What makes a perfect samurai warrior? Koike and Kojima’s epic contemporary manga Lone Wolf and Cub sketches a grim portrait of a faltering Edo society through the eyes of a master-less Ronin and his innocent child.
By the middle of the Edo period, the samurai’s reputation had become tarnished. Swayed by fame and riches, these warriors and their retainers began to indulge in unsavory activities, transforming into insatiable scoundrels. Koike and Kojima’s manga Lone Wolf and Cub sketches a grim portrait of these struggling times, but also introduces a mysterious hero—our last remaining honorable samurai—who is seemingly tethered to humanity by the existence of his innocent son. Both the narration style and story line make a point of distancing readers from this lead character in order to focus on the plight of the times, as if to say, our story is not about the samurai and his son, but is rather a commentary on corrupt systems.
Lone Wolf’s hero, Ogami Itto, exudes an unrelenting sense of duty and steadfast morality. After halting shamed siblings in their suicide attempt, Itto advises them in revenge tactics, but without compromising his warrior code. “My road is the assassin’s road. I will perform any assassination, but cannot… will not take part in another’s adauchi (302).” Whether on or between missions, he will assist those in need, but only within the confines of his life’s oath. These virtues are the perfect balance of giri (obligation) and ninjo (individuality,) as well as qualities of the ideal samurai.
Itto actively battles the corruption which has been festering in samurai society. Where once there were loyal peacekeepers, now stand brutish and greedy men, content with liquor, women and money. “The Orisuke were a new breed. They served the samurai families, yet shared none of the values of samurai society—no loyalty, no self-sacrifice, no concern for the face and honor of their masters. The bond between master and retainer had been severed completely (268).” Those with a master have become complacent and corrupt under the comfortable umbrella of fame and wealth, foregoing valor for selfishness and betting sport. Only this Ronin assassin, our outsider, has the power to change society’s broken system.

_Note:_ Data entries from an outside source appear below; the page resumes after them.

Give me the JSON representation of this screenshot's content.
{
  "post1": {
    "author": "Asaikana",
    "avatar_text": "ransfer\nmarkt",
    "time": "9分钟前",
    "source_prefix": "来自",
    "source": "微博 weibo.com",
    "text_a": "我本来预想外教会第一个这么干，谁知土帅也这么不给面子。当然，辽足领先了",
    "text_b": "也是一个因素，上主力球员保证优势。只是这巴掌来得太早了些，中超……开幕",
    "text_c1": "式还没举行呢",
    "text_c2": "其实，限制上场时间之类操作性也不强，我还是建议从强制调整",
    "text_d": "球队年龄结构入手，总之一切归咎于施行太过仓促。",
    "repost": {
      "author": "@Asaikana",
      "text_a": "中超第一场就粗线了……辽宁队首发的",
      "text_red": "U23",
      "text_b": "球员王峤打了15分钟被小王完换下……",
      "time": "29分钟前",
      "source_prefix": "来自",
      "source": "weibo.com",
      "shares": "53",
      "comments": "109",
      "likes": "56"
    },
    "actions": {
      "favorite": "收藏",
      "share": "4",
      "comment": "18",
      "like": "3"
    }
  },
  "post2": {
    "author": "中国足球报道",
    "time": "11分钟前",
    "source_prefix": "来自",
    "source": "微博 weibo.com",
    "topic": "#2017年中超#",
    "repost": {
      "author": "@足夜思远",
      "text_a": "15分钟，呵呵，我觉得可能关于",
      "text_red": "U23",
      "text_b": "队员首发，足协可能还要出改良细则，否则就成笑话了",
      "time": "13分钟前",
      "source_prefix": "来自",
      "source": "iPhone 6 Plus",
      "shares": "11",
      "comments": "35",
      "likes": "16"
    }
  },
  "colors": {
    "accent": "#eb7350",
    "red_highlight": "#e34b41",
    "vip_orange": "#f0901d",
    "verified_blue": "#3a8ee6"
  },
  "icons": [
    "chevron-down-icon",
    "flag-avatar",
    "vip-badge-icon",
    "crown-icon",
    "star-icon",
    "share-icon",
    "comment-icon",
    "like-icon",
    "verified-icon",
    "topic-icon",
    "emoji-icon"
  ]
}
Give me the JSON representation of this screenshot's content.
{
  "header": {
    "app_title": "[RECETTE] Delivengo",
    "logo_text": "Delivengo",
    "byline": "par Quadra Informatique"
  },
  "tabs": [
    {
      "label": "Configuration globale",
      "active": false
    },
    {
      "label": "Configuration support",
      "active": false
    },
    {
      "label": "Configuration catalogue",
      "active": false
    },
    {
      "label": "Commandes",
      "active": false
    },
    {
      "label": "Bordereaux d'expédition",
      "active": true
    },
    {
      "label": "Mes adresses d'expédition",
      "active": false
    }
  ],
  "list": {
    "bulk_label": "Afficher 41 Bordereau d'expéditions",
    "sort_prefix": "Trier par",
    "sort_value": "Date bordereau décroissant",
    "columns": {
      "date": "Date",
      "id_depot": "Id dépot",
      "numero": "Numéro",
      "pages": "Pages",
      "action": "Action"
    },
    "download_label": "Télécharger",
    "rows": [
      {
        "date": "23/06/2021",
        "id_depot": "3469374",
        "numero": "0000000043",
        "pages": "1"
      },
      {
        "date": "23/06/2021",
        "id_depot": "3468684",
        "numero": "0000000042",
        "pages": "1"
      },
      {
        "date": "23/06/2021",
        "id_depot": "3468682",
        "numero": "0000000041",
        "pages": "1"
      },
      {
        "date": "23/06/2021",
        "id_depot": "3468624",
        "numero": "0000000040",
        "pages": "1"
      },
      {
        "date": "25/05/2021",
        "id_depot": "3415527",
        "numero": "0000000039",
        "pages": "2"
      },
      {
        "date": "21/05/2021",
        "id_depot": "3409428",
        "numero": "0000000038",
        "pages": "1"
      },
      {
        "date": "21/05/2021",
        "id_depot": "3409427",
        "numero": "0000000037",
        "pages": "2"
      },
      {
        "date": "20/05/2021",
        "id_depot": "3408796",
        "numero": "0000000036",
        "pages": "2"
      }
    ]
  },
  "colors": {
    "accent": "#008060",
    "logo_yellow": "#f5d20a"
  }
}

The audience is aware of Ogami Itto’s flawless judgment, unmatched skill and blind devotion, yet is not meant to fully understand him, or his son, as characters. They are the outsiders come to restore balance and right what’s wrong. We find evidence of this intentional distancing in the purely fact-based narration style. Never do we enter our main character’s thoughts or glimpse personal emotion. The story’s auxiliary characters, however, are quite fleshed out. Take, for example Iki Jizamon, whose character we learn purely through inner dialog. In meeting Itto’s fierce son, his desires are revealed, “Shishogan… Eyes that even I, whose sword has dealt death beyond counting, may never attain! How has this child perfected such spirit?! I must find out! (368).” Much unlike Itto and his son, one is omniscient to Jizamon’s emotions and his drive toward achieving a pure warrior’s spirit. Might readers be meant to identify with the imperfect masses and not the ideal savior-type leads?
Koike and Kojima’s depiction of a degraded Edo society shows corrupt peace-keepers, greedy men and innocents forced on the path of vengeance. Against this stark backdrop is the ideal samurai, the loyal outsider Ogami Itto, the only man who possesses the strength to quell the disquiet which has been burning in the cities. One is not meant to understand this mysterious warrior and son, but to feel the power of honest virtues against nefarious foe. In distancing readers from these main characters, the story of Lone Wolf and Cub allows for better commiseration with the common man, those greatly wronged by injustice. In the hands of the outsider there is hope to lead us into a brighter future.